But what caused this rather grave oversight? How come that Skyrms offers an answer to the fundamental question of the social contract that is obviously wrong? What Skyrms and other analytical philosophers seem to forget when they seek to make arguments from 17th and 18th century philosophers more precise by reformulating them in game theoretical terms, is that metaphors (like the state of nature metaphor or the stag hunt metaphor) do not get any better if one makes them more precise only on the side of the metaphorical image without paying due attention to the relation between the metaphor and its object. If the relation between the formal model that is to replace the metaphor and the object of the metaphor is not made more precise (in terms of adequacy, stability and descriptive appropriateness) the epistemological strength of the model is not any greater than that of the metaphor. Or, to put it briefly: A metaphor remains a metaphor even if it employs a formal model as its object of comparison. For this reason it is also a fairly irrelevant question whether the state of nature is better described as a prisoner's dilemma or as a stag hunt game or as some other game.

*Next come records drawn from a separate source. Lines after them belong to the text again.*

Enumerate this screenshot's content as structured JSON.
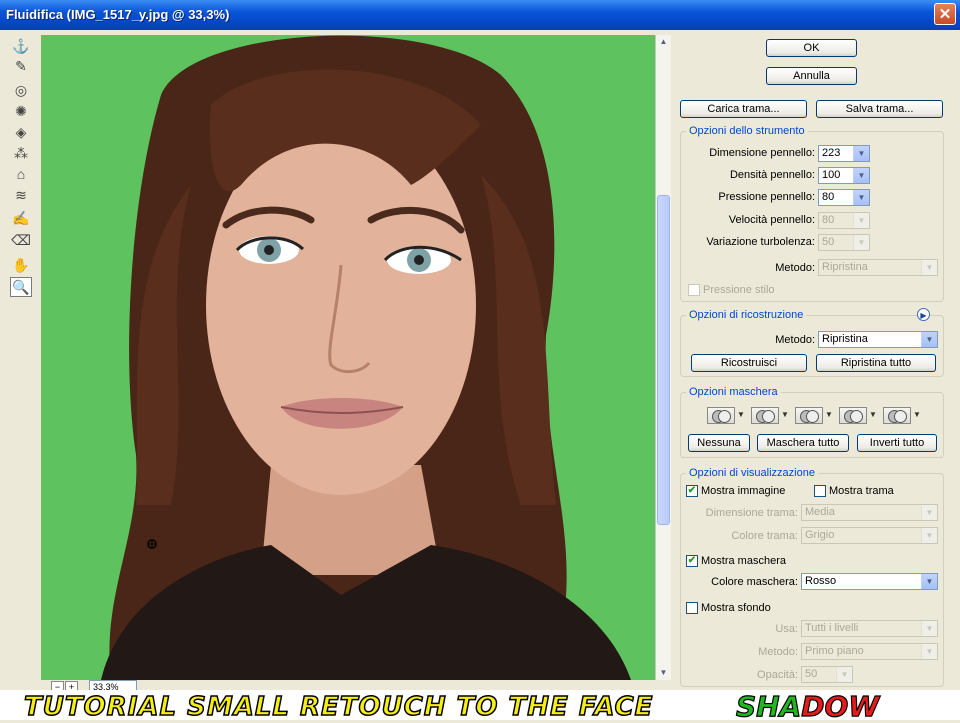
{
  "window": {
    "title": "Fluidifica (IMG_1517_y.jpg @ 33,3%)",
    "close_glyph": "✕"
  },
  "tools": [
    {
      "name": "warp-tool-icon",
      "glyph": "⚓"
    },
    {
      "name": "reconstruct-tool-icon",
      "glyph": "✎"
    },
    {
      "name": "twirl-tool-icon",
      "glyph": "◎"
    },
    {
      "name": "pucker-tool-icon",
      "glyph": "✺"
    },
    {
      "name": "bloat-tool-icon",
      "glyph": "◈"
    },
    {
      "name": "push-left-tool-icon",
      "glyph": "⁂"
    },
    {
      "name": "mirror-tool-icon",
      "glyph": "⌂"
    },
    {
      "name": "turbulence-tool-icon",
      "glyph": "≋"
    },
    {
      "name": "freeze-mask-tool-icon",
      "glyph": "✍"
    },
    {
      "name": "thaw-mask-tool-icon",
      "glyph": "⌫"
    },
    {
      "name": "hand-tool-icon",
      "glyph": "✋"
    },
    {
      "name": "zoom-tool-icon",
      "glyph": "🔍"
    }
  ],
  "status": {
    "zoom": "33,3%",
    "minus": "−",
    "plus": "+"
  },
  "buttons": {
    "ok": "OK",
    "cancel": "Annulla",
    "load_mesh": "Carica trama...",
    "save_mesh": "Salva trama...",
    "reconstruct": "Ricostruisci",
    "restore_all": "Ripristina tutto",
    "none": "Nessuna",
    "mask_all": "Maschera tutto",
    "invert_all": "Inverti tutto"
  },
  "tool_options": {
    "legend": "Opzioni dello strumento",
    "brush_size_label": "Dimensione pennello:",
    "brush_size": "223",
    "brush_density_label": "Densità pennello:",
    "brush_density": "100",
    "brush_pressure_label": "Pressione pennello:",
    "brush_pressure": "80",
    "brush_rate_label": "Velocità pennello:",
    "brush_rate": "80",
    "turbulent_jitter_label": "Variazione turbolenza:",
    "turbulent_jitter": "50",
    "mode_label": "Metodo:",
    "mode": "Ripristina",
    "stylus_pressure_label": "Pressione stilo"
  },
  "reconstruct_options": {
    "legend": "Opzioni di ricostruzione",
    "mode_label": "Metodo:",
    "mode": "Ripristina"
  },
  "mask_options": {
    "legend": "Opzioni maschera"
  },
  "view_options": {
    "legend": "Opzioni di visualizzazione",
    "show_image_label": "Mostra immagine",
    "show_image": true,
    "show_mesh_label": "Mostra trama",
    "show_mesh": false,
    "mesh_size_label": "Dimensione trama:",
    "mesh_size": "Media",
    "mesh_color_label": "Colore trama:",
    "mesh_color": "Grigio",
    "show_mask_label": "Mostra maschera",
    "show_mask": true,
    "mask_color_label": "Colore maschera:",
    "mask_color": "Rosso",
    "show_backdrop_label": "Mostra sfondo",
    "show_backdrop": false,
    "use_label": "Usa:",
    "use": "Tutti i livelli",
    "backdrop_mode_label": "Metodo:",
    "backdrop_mode": "Primo piano",
    "opacity_label": "Opacità:",
    "opacity": "50"
  },
  "banner": {
    "text": "TUTORIAL SMALL RETOUCH TO THE FACE",
    "brand_part1": "SHA",
    "brand_part2": "DOW"
  },
  "colors": {
    "titlebar": "#0a54d8",
    "canvas_bg": "#5ec25f",
    "legend_blue": "#0046d5",
    "banner_yellow": "#f7ef11"
  }
}
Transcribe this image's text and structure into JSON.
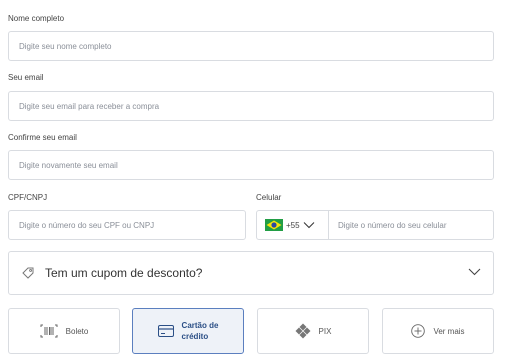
{
  "form": {
    "name": {
      "label": "Nome completo",
      "placeholder": "Digite seu nome completo"
    },
    "email": {
      "label": "Seu email",
      "placeholder": "Digite seu email para receber a compra"
    },
    "confirm_email": {
      "label": "Confirme seu email",
      "placeholder": "Digite novamente seu email"
    },
    "cpf": {
      "label": "CPF/CNPJ",
      "placeholder": "Digite o número do seu CPF ou CNPJ"
    },
    "phone": {
      "label": "Celular",
      "country_code": "+55",
      "placeholder": "Digite o número do seu celular",
      "flag_icon": "brazil-flag-icon"
    }
  },
  "coupon": {
    "label": "Tem um cupom de desconto?",
    "icon": "tag-icon"
  },
  "payment_methods": [
    {
      "label": "Boleto",
      "icon": "barcode-icon",
      "selected": false
    },
    {
      "label_line1": "Cartão de",
      "label_line2": "crédito",
      "icon": "credit-card-icon",
      "selected": true
    },
    {
      "label": "PIX",
      "icon": "pix-icon",
      "selected": false
    },
    {
      "label": "Ver mais",
      "icon": "plus-circle-icon",
      "selected": false
    }
  ],
  "colors": {
    "selected_border": "#5b7fbf",
    "selected_bg": "#eef2f8",
    "border": "#d9dce1"
  }
}
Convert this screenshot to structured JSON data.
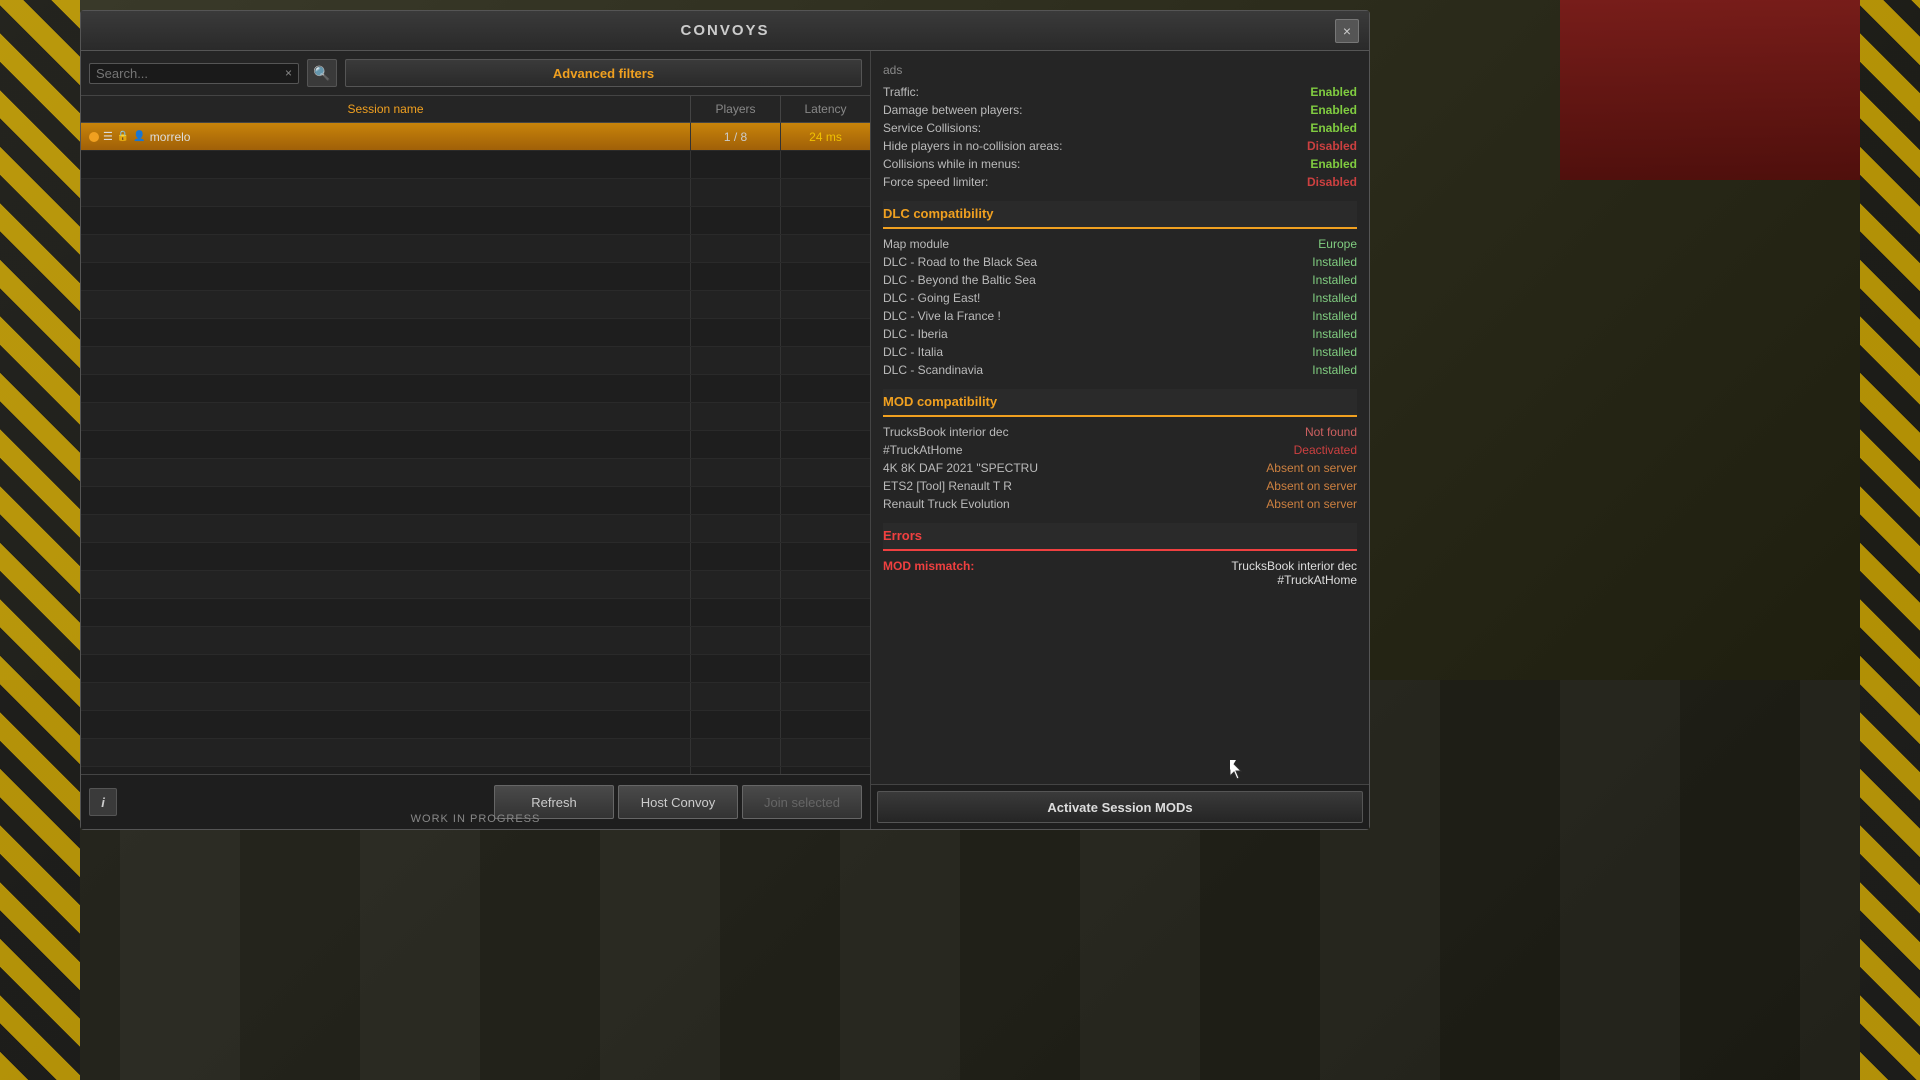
{
  "dialog": {
    "title": "CONVOYS",
    "close_label": "×"
  },
  "toolbar": {
    "search_placeholder": "Search...",
    "advanced_filters_label": "Advanced filters"
  },
  "table": {
    "headers": {
      "session_name": "Session name",
      "players": "Players",
      "latency": "Latency"
    }
  },
  "sessions": [
    {
      "id": 1,
      "active": true,
      "name": "morrelo",
      "players": "1 / 8",
      "latency": "24 ms",
      "latency_class": "yellow",
      "has_icon_circle": true,
      "has_icon_list": true,
      "has_icon_lock": true,
      "has_icon_user": true
    }
  ],
  "empty_rows": 24,
  "bottom": {
    "info_label": "i",
    "refresh_label": "Refresh",
    "host_convoy_label": "Host Convoy",
    "join_selected_label": "Join selected",
    "work_in_progress": "WORK IN PROGRESS"
  },
  "right_panel": {
    "ads_section": {
      "label": "ads",
      "rows": [
        {
          "key": "Traffic:",
          "val": "Enabled",
          "val_class": "green"
        },
        {
          "key": "Damage between players:",
          "val": "Enabled",
          "val_class": "green"
        },
        {
          "key": "Service Collisions:",
          "val": "Enabled",
          "val_class": "green"
        },
        {
          "key": "Hide players in no-collision areas:",
          "val": "Disabled",
          "val_class": "red"
        },
        {
          "key": "Collisions while in menus:",
          "val": "Enabled",
          "val_class": "green"
        },
        {
          "key": "Force speed limiter:",
          "val": "Disabled",
          "val_class": "red"
        }
      ]
    },
    "dlc_section": {
      "label": "DLC compatibility",
      "map_module_key": "Map module",
      "map_module_val": "Europe",
      "dlcs": [
        {
          "key": "DLC - Road to the Black Sea",
          "val": "Installed",
          "val_class": ""
        },
        {
          "key": "DLC - Beyond the Baltic Sea",
          "val": "Installed",
          "val_class": ""
        },
        {
          "key": "DLC - Going East!",
          "val": "Installed",
          "val_class": ""
        },
        {
          "key": "DLC - Vive la France !",
          "val": "Installed",
          "val_class": ""
        },
        {
          "key": "DLC - Iberia",
          "val": "Installed",
          "val_class": ""
        },
        {
          "key": "DLC - Italia",
          "val": "Installed",
          "val_class": ""
        },
        {
          "key": "DLC - Scandinavia",
          "val": "Installed",
          "val_class": ""
        }
      ]
    },
    "mod_section": {
      "label": "MOD compatibility",
      "mods": [
        {
          "key": "TrucksBook interior dec",
          "val": "Not found",
          "val_class": "notfound"
        },
        {
          "key": "#TruckAtHome",
          "val": "Deactivated",
          "val_class": "deactivated"
        },
        {
          "key": "4K 8K DAF 2021 \"SPECTRU",
          "val": "Absent on server",
          "val_class": "absent"
        },
        {
          "key": "ETS2 [Tool] Renault T R",
          "val": "Absent on server",
          "val_class": "absent"
        },
        {
          "key": "Renault Truck Evolution",
          "val": "Absent on server",
          "val_class": "absent"
        }
      ]
    },
    "errors_section": {
      "label": "Errors",
      "rows": [
        {
          "key": "MOD mismatch:",
          "val": "TrucksBook interior dec\n#TruckAtHome"
        }
      ]
    },
    "activate_btn_label": "Activate Session MODs"
  }
}
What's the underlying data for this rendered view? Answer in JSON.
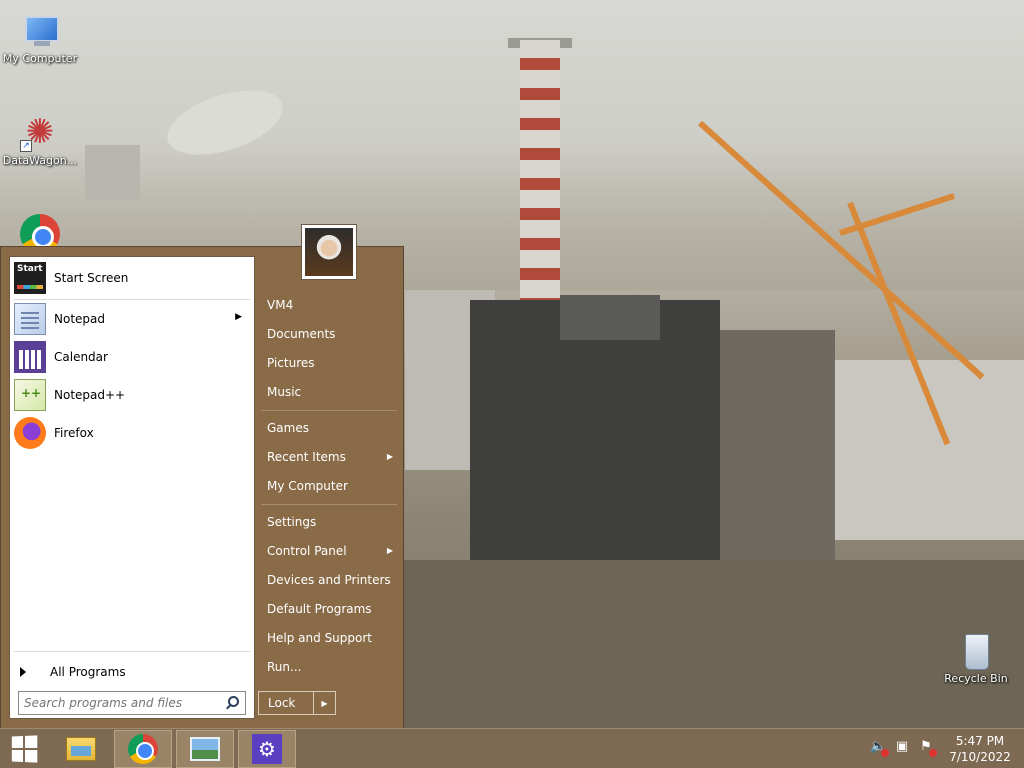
{
  "desktop": {
    "icons": [
      {
        "label": "My Computer"
      },
      {
        "label": "DataWagon..."
      },
      {
        "label": "Recycle Bin"
      }
    ]
  },
  "start_menu": {
    "programs": [
      {
        "label": "Start Screen",
        "icon": "start-screen-icon"
      },
      {
        "label": "Notepad",
        "icon": "notepad-icon",
        "has_submenu": true
      },
      {
        "label": "Calendar",
        "icon": "calendar-icon"
      },
      {
        "label": "Notepad++",
        "icon": "notepad-plus-plus-icon"
      },
      {
        "label": "Firefox",
        "icon": "firefox-icon"
      }
    ],
    "all_programs": "All Programs",
    "search_placeholder": "Search programs and files",
    "right_items": [
      {
        "label": "VM4"
      },
      {
        "label": "Documents"
      },
      {
        "label": "Pictures"
      },
      {
        "label": "Music"
      },
      {
        "label": "Games"
      },
      {
        "label": "Recent Items",
        "has_submenu": true
      },
      {
        "label": "My Computer"
      },
      {
        "label": "Settings"
      },
      {
        "label": "Control Panel",
        "has_submenu": true
      },
      {
        "label": "Devices and Printers"
      },
      {
        "label": "Default Programs"
      },
      {
        "label": "Help and Support"
      },
      {
        "label": "Run..."
      }
    ],
    "lock_label": "Lock"
  },
  "taskbar": {
    "pinned": [
      "file-explorer-icon",
      "chrome-icon",
      "photos-icon",
      "settings-icon"
    ],
    "tray": [
      "volume-muted-icon",
      "network-icon",
      "action-center-icon"
    ],
    "clock_time": "5:47 PM",
    "clock_date": "7/10/2022"
  },
  "colors": {
    "menu_background": "#8a6b48",
    "taskbar_background": "#7e6a52"
  }
}
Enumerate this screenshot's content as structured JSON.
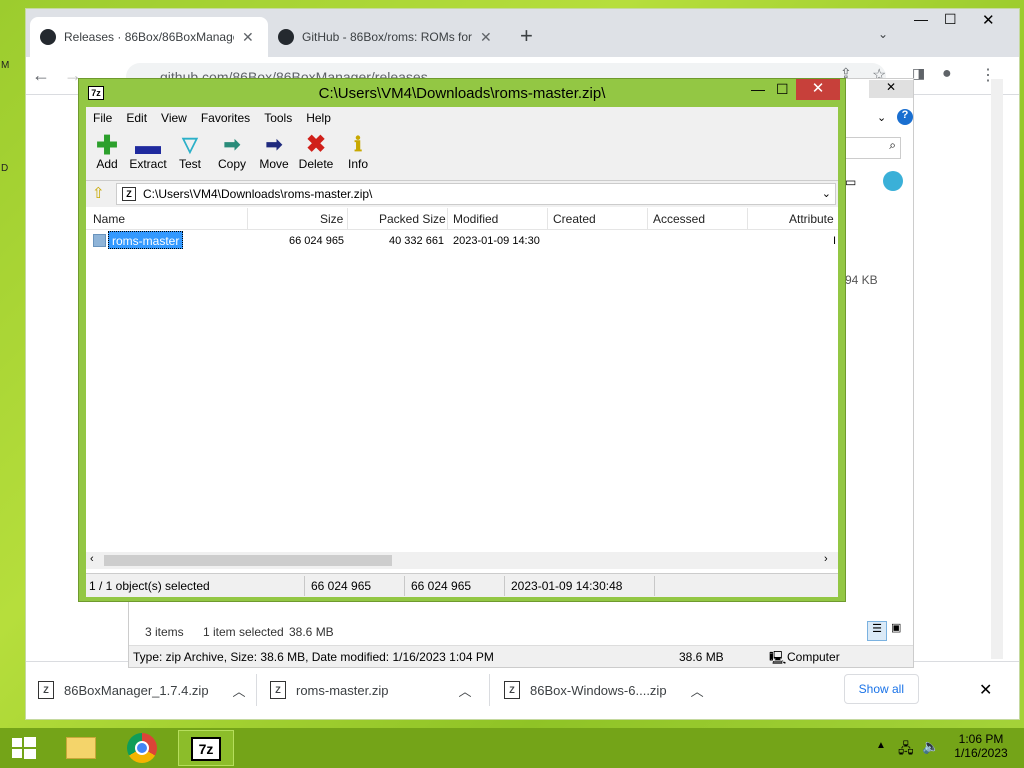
{
  "chrome": {
    "tabs": [
      {
        "title": "Releases · 86Box/86BoxManager",
        "active": true
      },
      {
        "title": "GitHub - 86Box/roms: ROMs for",
        "active": false
      }
    ],
    "new_tab": "+",
    "url": "github.com/86Box/86BoxManager/releases",
    "downloads": [
      {
        "name": "86BoxManager_1.7.4.zip"
      },
      {
        "name": "roms-master.zip"
      },
      {
        "name": "86Box-Windows-6....zip"
      }
    ],
    "show_all": "Show all"
  },
  "explorer": {
    "size_fragment": "94 KB",
    "items_count": "3 items",
    "selected_info": "1 item selected",
    "selected_size": "38.6 MB",
    "status_type": "Type: zip Archive, Size: 38.6 MB, Date modified: 1/16/2023 1:04 PM",
    "status_size": "38.6 MB",
    "status_location": "Computer"
  },
  "sevenzip": {
    "title": "C:\\Users\\VM4\\Downloads\\roms-master.zip\\",
    "menu": [
      "File",
      "Edit",
      "View",
      "Favorites",
      "Tools",
      "Help"
    ],
    "toolbar": [
      {
        "label": "Add",
        "icon": "plus-icon",
        "color": "#2ca02c"
      },
      {
        "label": "Extract",
        "icon": "minus-icon",
        "color": "#1f2a9e"
      },
      {
        "label": "Test",
        "icon": "check-icon",
        "color": "#2bb0c8"
      },
      {
        "label": "Copy",
        "icon": "copy-arrow-icon",
        "color": "#2a8c7a"
      },
      {
        "label": "Move",
        "icon": "move-arrow-icon",
        "color": "#1f2a7e"
      },
      {
        "label": "Delete",
        "icon": "delete-x-icon",
        "color": "#d0201a"
      },
      {
        "label": "Info",
        "icon": "info-icon",
        "color": "#c8a800"
      }
    ],
    "path": "C:\\Users\\VM4\\Downloads\\roms-master.zip\\",
    "columns": [
      "Name",
      "Size",
      "Packed Size",
      "Modified",
      "Created",
      "Accessed",
      "Attribute"
    ],
    "rows": [
      {
        "name": "roms-master",
        "size": "66 024 965",
        "packed": "40 332 661",
        "modified": "2023-01-09 14:30",
        "created": "",
        "accessed": "",
        "attr": "I"
      }
    ],
    "status": {
      "selected": "1 / 1 object(s) selected",
      "size": "66 024 965",
      "packed": "66 024 965",
      "modified": "2023-01-09 14:30:48"
    }
  },
  "taskbar": {
    "time": "1:06 PM",
    "date": "1/16/2023"
  }
}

As the failure of Skyrms to provide a sound argument for either of the questions of social contract philosophy shows, the miscarried attempt to translate metaphoric descriptions into formal models may even disrupt the whole argument.
In the case of the Axelrod-style simulations of the “evolution of the social contract” discussed in the previous section it seemed that too much attention was spend on the construction of models and too little attention on whether the models are adequate. But when looking at Skyrms treatment of the social contract one may easily get the impression that he has never thought about the subject matter in question at all. At this point, however, it might be asked if Skyrms really wanted to tell us anything about the social contract, or if he just wanted to show how some of the metaphors from the political philosophy of enlightment could be represented by game theoretical models without any specific claim about their applicability in any (including the original) context. But then, he explicitly relates his models to the social contract. If this is to be taken serious then the severe misunderstandings that result can only be due to the fact that he perceives his subject matter exclusively through the narrow lens of his own models. To give a name to the narrowing of perception or, rather, imagination as a result of the exclusive occupation with the technical aspects of formal modelling, I propose to call it “ model think”. “Model think” occurs when we conceive reality only through one specific brand of models and when we let other possibilities of conceiving reality escape our attention just because they cannot properly be represented with this brand of models.
 This is not to say that it is never useful to replace metaphors by models, for the epistemological strength of a model can - if the subject matter in question permitts - be increased, while that of a literal or poetical metaphor cannot.